▶ Task details
Would you work out how many lines below include the word "from"? Only that number is wanted.

▶ Entries provided

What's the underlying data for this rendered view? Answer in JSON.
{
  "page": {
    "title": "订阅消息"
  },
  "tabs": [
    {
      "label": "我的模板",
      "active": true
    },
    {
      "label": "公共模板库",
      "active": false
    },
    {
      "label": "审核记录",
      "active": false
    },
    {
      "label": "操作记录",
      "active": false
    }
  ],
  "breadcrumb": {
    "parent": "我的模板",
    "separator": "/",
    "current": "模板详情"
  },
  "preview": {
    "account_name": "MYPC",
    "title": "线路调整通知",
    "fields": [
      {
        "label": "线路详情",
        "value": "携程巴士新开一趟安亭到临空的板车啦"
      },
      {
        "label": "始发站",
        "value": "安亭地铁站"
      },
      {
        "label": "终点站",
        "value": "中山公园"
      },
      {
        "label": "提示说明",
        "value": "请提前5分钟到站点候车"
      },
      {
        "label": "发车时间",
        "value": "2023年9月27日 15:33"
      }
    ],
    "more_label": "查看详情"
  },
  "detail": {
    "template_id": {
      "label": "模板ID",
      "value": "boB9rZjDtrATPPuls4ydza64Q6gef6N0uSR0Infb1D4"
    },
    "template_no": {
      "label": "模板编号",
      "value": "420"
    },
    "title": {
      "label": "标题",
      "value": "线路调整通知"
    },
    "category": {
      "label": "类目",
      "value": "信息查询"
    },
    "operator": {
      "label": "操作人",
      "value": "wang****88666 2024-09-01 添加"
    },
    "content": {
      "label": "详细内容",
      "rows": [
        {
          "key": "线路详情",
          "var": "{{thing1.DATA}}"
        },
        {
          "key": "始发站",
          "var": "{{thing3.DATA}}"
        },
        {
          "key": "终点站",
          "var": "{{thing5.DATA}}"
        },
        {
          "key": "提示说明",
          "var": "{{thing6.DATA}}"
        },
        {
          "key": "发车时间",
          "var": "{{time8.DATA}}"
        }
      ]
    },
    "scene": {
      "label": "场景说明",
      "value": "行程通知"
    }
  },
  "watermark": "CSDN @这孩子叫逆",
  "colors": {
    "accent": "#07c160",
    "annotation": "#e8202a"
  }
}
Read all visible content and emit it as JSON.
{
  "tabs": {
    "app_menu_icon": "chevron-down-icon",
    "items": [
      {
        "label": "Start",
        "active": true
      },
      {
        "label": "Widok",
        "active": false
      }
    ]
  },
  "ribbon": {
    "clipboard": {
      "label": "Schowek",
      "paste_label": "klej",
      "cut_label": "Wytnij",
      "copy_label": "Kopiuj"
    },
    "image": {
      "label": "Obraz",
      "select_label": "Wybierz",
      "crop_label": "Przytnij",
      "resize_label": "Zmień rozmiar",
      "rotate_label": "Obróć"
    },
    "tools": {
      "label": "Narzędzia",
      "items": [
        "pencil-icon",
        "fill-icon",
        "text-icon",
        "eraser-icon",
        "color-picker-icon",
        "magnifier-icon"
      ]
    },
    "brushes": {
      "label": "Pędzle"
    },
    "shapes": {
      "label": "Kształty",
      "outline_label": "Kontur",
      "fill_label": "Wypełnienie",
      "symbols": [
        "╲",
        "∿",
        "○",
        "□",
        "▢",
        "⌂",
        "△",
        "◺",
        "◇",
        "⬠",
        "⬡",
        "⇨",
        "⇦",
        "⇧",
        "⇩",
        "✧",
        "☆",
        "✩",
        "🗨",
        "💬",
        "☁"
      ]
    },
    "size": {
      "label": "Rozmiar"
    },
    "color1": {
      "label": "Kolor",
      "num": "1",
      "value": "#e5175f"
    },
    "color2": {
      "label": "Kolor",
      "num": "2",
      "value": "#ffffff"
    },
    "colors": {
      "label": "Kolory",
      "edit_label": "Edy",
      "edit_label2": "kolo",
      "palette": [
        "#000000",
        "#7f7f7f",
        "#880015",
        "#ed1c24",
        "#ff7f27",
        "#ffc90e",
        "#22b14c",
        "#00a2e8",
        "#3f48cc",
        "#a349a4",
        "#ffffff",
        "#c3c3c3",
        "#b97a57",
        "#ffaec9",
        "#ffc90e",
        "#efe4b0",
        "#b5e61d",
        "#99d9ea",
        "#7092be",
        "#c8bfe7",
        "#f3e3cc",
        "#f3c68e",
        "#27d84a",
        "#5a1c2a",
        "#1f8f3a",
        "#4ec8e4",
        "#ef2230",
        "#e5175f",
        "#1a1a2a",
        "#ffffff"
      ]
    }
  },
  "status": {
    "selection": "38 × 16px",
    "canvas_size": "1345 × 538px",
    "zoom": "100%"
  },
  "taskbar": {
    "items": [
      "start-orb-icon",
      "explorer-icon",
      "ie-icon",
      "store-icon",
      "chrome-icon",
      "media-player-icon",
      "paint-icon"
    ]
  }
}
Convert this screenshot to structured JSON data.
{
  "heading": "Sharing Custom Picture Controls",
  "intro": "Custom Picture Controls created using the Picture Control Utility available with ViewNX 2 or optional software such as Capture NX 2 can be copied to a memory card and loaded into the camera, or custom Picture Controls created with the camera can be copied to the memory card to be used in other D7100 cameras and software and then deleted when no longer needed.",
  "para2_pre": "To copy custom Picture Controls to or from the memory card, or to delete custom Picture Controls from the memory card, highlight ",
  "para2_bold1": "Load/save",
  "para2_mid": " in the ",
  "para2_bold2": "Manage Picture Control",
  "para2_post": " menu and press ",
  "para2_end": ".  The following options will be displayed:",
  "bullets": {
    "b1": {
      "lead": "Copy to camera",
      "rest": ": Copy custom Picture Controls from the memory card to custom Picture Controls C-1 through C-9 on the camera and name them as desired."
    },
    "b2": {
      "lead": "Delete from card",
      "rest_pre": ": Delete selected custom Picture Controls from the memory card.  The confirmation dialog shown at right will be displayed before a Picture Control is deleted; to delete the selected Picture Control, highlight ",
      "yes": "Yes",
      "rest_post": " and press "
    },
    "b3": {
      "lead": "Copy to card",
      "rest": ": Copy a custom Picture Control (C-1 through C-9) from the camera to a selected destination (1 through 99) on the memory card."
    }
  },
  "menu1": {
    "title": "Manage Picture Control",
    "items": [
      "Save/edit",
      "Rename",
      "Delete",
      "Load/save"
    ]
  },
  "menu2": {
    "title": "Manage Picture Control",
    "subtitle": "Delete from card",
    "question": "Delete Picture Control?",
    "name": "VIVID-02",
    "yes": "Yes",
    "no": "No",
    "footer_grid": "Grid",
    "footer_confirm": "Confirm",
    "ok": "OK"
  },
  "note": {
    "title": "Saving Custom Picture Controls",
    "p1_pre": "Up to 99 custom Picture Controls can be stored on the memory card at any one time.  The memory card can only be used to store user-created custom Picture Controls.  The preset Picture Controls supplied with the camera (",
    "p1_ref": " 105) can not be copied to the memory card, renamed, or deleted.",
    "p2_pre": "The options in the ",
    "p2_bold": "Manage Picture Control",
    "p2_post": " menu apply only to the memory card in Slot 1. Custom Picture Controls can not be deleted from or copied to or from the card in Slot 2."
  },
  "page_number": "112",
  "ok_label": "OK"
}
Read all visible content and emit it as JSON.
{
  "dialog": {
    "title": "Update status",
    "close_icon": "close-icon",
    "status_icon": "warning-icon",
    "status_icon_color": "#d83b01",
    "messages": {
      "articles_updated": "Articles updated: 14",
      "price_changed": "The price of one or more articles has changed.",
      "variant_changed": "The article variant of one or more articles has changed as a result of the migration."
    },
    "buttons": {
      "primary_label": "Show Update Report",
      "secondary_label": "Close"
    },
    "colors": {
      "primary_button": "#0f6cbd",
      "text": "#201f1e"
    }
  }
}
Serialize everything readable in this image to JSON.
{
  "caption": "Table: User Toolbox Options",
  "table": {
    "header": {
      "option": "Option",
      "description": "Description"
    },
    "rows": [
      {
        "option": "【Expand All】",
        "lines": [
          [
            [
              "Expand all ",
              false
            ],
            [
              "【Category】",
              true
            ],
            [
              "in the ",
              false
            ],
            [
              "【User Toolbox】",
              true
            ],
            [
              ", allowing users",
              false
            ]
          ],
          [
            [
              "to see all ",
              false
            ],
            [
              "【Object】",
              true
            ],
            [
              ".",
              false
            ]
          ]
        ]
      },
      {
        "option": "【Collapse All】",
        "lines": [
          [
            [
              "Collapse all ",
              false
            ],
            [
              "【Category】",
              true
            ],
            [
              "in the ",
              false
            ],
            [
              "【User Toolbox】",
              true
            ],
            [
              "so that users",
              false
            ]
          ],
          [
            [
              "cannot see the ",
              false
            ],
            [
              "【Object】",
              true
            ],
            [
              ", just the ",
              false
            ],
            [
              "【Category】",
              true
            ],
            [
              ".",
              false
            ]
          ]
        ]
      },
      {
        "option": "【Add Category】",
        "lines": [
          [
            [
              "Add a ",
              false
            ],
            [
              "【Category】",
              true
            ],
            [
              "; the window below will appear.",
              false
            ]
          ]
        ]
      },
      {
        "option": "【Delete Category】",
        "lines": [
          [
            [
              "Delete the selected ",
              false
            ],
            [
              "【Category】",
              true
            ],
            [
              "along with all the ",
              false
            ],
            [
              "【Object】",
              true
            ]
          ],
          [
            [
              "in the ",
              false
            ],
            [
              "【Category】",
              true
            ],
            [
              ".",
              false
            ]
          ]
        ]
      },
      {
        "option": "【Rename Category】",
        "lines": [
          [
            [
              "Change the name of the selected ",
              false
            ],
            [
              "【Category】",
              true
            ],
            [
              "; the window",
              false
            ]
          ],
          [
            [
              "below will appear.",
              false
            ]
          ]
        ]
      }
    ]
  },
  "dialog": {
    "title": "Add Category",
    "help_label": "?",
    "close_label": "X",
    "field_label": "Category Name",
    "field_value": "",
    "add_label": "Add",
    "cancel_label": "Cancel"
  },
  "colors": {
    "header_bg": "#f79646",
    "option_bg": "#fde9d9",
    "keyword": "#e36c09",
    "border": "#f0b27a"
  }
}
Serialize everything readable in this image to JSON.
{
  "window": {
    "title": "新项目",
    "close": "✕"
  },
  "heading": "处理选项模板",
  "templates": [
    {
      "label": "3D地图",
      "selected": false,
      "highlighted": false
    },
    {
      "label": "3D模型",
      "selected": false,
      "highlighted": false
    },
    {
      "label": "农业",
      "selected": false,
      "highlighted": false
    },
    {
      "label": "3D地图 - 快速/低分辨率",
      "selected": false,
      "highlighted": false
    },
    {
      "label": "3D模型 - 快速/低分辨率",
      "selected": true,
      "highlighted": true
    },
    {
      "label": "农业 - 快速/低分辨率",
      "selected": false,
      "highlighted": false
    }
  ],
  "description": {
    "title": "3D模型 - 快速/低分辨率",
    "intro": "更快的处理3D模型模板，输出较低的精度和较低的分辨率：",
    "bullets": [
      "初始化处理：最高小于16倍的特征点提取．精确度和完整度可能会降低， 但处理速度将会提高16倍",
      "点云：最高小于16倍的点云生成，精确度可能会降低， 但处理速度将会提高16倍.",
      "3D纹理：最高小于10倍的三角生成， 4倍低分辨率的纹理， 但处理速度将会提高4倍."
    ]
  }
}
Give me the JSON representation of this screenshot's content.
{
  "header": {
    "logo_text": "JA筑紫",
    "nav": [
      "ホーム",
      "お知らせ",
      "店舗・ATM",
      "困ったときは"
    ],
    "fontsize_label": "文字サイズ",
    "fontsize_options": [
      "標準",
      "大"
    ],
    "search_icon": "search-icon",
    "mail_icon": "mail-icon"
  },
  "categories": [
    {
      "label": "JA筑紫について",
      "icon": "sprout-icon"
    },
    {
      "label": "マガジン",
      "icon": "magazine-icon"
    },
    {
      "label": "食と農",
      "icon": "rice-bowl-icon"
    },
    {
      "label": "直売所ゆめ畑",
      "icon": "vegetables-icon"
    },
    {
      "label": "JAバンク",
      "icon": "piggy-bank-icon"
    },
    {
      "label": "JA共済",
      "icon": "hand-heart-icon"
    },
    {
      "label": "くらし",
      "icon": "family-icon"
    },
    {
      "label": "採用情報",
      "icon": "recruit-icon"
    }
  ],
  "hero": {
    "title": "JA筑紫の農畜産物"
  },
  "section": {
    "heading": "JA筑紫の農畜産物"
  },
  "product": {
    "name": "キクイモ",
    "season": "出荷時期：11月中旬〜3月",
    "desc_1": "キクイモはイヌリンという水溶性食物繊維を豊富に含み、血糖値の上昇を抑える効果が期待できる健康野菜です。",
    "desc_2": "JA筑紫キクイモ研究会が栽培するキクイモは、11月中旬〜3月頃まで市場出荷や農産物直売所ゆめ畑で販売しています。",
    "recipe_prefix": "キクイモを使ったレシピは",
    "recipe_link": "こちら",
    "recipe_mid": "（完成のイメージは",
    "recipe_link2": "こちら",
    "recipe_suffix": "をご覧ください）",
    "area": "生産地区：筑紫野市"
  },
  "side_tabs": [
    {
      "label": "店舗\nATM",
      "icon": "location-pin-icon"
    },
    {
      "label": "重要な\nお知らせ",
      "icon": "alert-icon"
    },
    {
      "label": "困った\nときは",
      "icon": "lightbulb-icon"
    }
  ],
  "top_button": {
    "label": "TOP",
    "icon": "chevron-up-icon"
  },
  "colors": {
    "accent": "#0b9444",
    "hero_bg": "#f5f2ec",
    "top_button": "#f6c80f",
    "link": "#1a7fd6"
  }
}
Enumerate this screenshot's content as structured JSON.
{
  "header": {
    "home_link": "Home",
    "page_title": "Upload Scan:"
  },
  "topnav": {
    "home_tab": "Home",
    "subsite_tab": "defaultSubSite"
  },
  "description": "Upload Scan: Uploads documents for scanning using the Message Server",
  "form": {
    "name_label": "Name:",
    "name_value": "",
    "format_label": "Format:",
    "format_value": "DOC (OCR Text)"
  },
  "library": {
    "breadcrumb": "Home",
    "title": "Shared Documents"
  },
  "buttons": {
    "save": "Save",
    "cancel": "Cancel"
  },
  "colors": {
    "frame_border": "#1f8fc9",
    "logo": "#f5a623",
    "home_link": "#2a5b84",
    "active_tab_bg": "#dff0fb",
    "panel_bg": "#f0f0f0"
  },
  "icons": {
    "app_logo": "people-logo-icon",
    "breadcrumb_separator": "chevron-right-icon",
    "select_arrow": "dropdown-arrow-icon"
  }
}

▶ Exercise output
7